■ How to complete this task ■
An exact copy of every record is needed, with all pictures omitted.

Element data from apps and pages:
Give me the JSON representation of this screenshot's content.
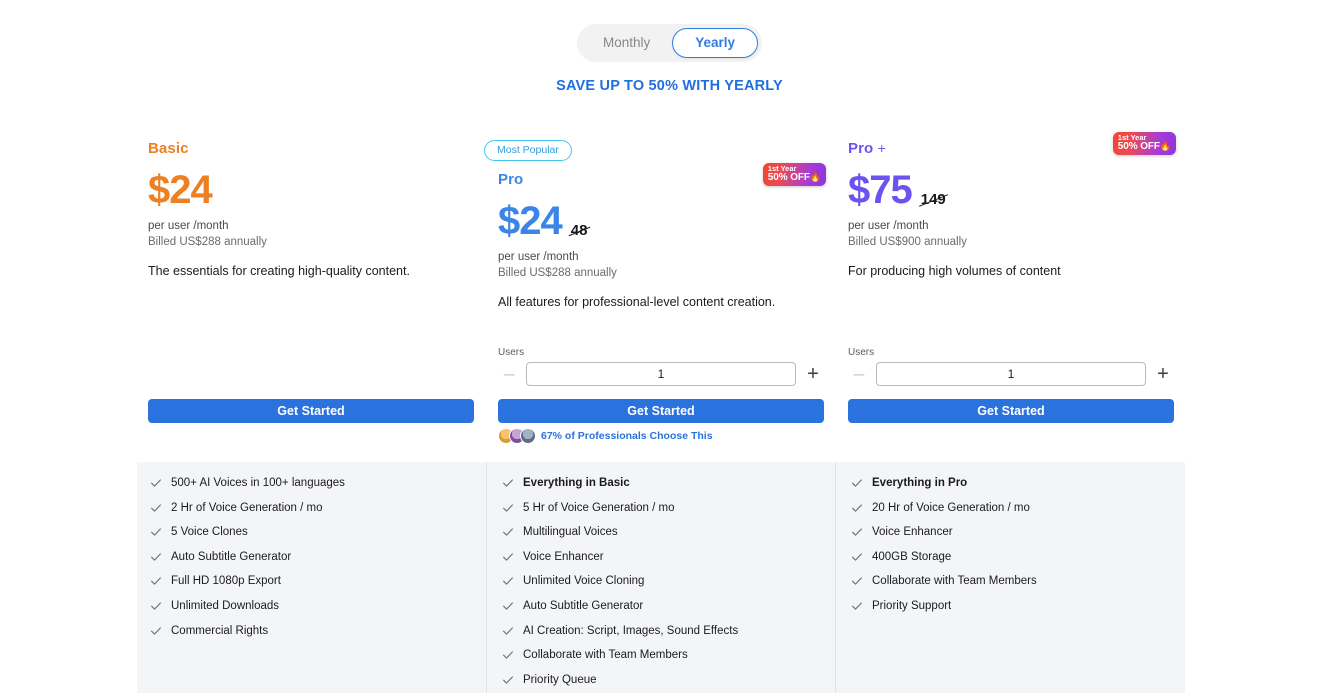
{
  "billing_toggle": {
    "options": [
      {
        "label": "Monthly",
        "active": false
      },
      {
        "label": "Yearly",
        "active": true
      }
    ],
    "save_note": "SAVE UP TO 50% WITH YEARLY"
  },
  "colors": {
    "basic_accent": "#ec8023",
    "pro_accent": "#3b85e8",
    "proplus_accent": "#6c52f0",
    "cta_blue": "#2a72dd",
    "link_blue": "#1f6fde",
    "panel_bg": "#f4f5f7",
    "popular_border": "#45c6f0",
    "badge_gradient_from": "#f0472f",
    "badge_gradient_to": "#8e35e0"
  },
  "plans": [
    {
      "id": "basic",
      "name": "Basic",
      "name_suffix": "",
      "popular_badge": "",
      "discount_badge": {
        "line1": "",
        "line2": "",
        "fire": ""
      },
      "price": "$24",
      "old_price": "",
      "per": "per user /month",
      "billed": "Billed US$288 annually",
      "description": "The essentials for creating high-quality content.",
      "users_label": "",
      "users_value": "",
      "minus_label": "",
      "plus_label": "",
      "cta_label": "Get Started",
      "social_proof": "",
      "features": [
        {
          "text": "500+ AI Voices in 100+ languages",
          "bold": false
        },
        {
          "text": "2 Hr of Voice Generation / mo",
          "bold": false
        },
        {
          "text": "5 Voice Clones",
          "bold": false
        },
        {
          "text": "Auto Subtitle Generator",
          "bold": false
        },
        {
          "text": "Full HD 1080p Export",
          "bold": false
        },
        {
          "text": "Unlimited Downloads",
          "bold": false
        },
        {
          "text": "Commercial Rights",
          "bold": false
        }
      ]
    },
    {
      "id": "pro",
      "name": "Pro",
      "name_suffix": "",
      "popular_badge": "Most Popular",
      "discount_badge": {
        "line1": "1st Year",
        "line2": "50% OFF",
        "fire": "🔥"
      },
      "price": "$24",
      "old_price": "48",
      "per": "per user /month",
      "billed": "Billed US$288 annually",
      "description": "All features for professional-level content creation.",
      "users_label": "Users",
      "users_value": "1",
      "minus_label": "–",
      "plus_label": "+",
      "cta_label": "Get Started",
      "social_proof": "67% of Professionals Choose This",
      "features": [
        {
          "text": "Everything in Basic",
          "bold": true
        },
        {
          "text": "5 Hr of Voice Generation / mo",
          "bold": false
        },
        {
          "text": "Multilingual Voices",
          "bold": false
        },
        {
          "text": "Voice Enhancer",
          "bold": false
        },
        {
          "text": "Unlimited Voice Cloning",
          "bold": false
        },
        {
          "text": "Auto Subtitle Generator",
          "bold": false
        },
        {
          "text": "AI Creation: Script, Images, Sound Effects",
          "bold": false
        },
        {
          "text": "Collaborate with Team Members",
          "bold": false
        },
        {
          "text": "Priority Queue",
          "bold": false
        }
      ]
    },
    {
      "id": "proplus",
      "name": "Pro",
      "name_suffix": "+",
      "popular_badge": "",
      "discount_badge": {
        "line1": "1st Year",
        "line2": "50% OFF",
        "fire": "🔥"
      },
      "price": "$75",
      "old_price": "149",
      "per": "per user /month",
      "billed": "Billed US$900 annually",
      "description": "For producing high volumes of content",
      "users_label": "Users",
      "users_value": "1",
      "minus_label": "–",
      "plus_label": "+",
      "cta_label": "Get Started",
      "social_proof": "",
      "features": [
        {
          "text": "Everything in Pro",
          "bold": true
        },
        {
          "text": "20 Hr of Voice Generation / mo",
          "bold": false
        },
        {
          "text": "Voice Enhancer",
          "bold": false
        },
        {
          "text": "400GB Storage",
          "bold": false
        },
        {
          "text": "Collaborate with Team Members",
          "bold": false
        },
        {
          "text": "Priority Support",
          "bold": false
        }
      ]
    }
  ]
}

■ Result below ■
Give me the JSON representation of this screenshot's content.
{
  "billing_toggle": {
    "options": [
      {
        "label": "Monthly",
        "active": false
      },
      {
        "label": "Yearly",
        "active": true
      }
    ],
    "save_note": "SAVE UP TO 50% WITH YEARLY"
  },
  "colors": {
    "basic_accent": "#ec8023",
    "pro_accent": "#3b85e8",
    "proplus_accent": "#6c52f0",
    "cta_blue": "#2a72dd",
    "link_blue": "#1f6fde",
    "panel_bg": "#f4f5f7",
    "popular_border": "#45c6f0",
    "badge_gradient_from": "#f0472f",
    "badge_gradient_to": "#8e35e0"
  },
  "plans": [
    {
      "id": "basic",
      "name": "Basic",
      "name_suffix": "",
      "popular_badge": "",
      "discount_badge": {
        "line1": "",
        "line2": "",
        "fire": ""
      },
      "price": "$24",
      "old_price": "",
      "per": "per user /month",
      "billed": "Billed US$288 annually",
      "description": "The essentials for creating high-quality content.",
      "users_label": "",
      "users_value": "",
      "minus_label": "",
      "plus_label": "",
      "cta_label": "Get Started",
      "social_proof": "",
      "features": [
        {
          "text": "500+ AI Voices in 100+ languages",
          "bold": false
        },
        {
          "text": "2 Hr of Voice Generation / mo",
          "bold": false
        },
        {
          "text": "5 Voice Clones",
          "bold": false
        },
        {
          "text": "Auto Subtitle Generator",
          "bold": false
        },
        {
          "text": "Full HD 1080p Export",
          "bold": false
        },
        {
          "text": "Unlimited Downloads",
          "bold": false
        },
        {
          "text": "Commercial Rights",
          "bold": false
        }
      ]
    },
    {
      "id": "pro",
      "name": "Pro",
      "name_suffix": "",
      "popular_badge": "Most Popular",
      "discount_badge": {
        "line1": "1st Year",
        "line2": "50% OFF",
        "fire": "🔥"
      },
      "price": "$24",
      "old_price": "48",
      "per": "per user /month",
      "billed": "Billed US$288 annually",
      "description": "All features for professional-level content creation.",
      "users_label": "Users",
      "users_value": "1",
      "minus_label": "–",
      "plus_label": "+",
      "cta_label": "Get Started",
      "social_proof": "67% of Professionals Choose This",
      "features": [
        {
          "text": "Everything in Basic",
          "bold": true
        },
        {
          "text": "5 Hr of Voice Generation / mo",
          "bold": false
        },
        {
          "text": "Multilingual Voices",
          "bold": false
        },
        {
          "text": "Voice Enhancer",
          "bold": false
        },
        {
          "text": "Unlimited Voice Cloning",
          "bold": false
        },
        {
          "text": "Auto Subtitle Generator",
          "bold": false
        },
        {
          "text": "AI Creation: Script, Images, Sound Effects",
          "bold": false
        },
        {
          "text": "Collaborate with Team Members",
          "bold": false
        },
        {
          "text": "Priority Queue",
          "bold": false
        }
      ]
    },
    {
      "id": "proplus",
      "name": "Pro",
      "name_suffix": "+",
      "popular_badge": "",
      "discount_badge": {
        "line1": "1st Year",
        "line2": "50% OFF",
        "fire": "🔥"
      },
      "price": "$75",
      "old_price": "149",
      "per": "per user /month",
      "billed": "Billed US$900 annually",
      "description": "For producing high volumes of content",
      "users_label": "Users",
      "users_value": "1",
      "minus_label": "–",
      "plus_label": "+",
      "cta_label": "Get Started",
      "social_proof": "",
      "features": [
        {
          "text": "Everything in Pro",
          "bold": true
        },
        {
          "text": "20 Hr of Voice Generation / mo",
          "bold": false
        },
        {
          "text": "Voice Enhancer",
          "bold": false
        },
        {
          "text": "400GB Storage",
          "bold": false
        },
        {
          "text": "Collaborate with Team Members",
          "bold": false
        },
        {
          "text": "Priority Support",
          "bold": false
        }
      ]
    }
  ]
}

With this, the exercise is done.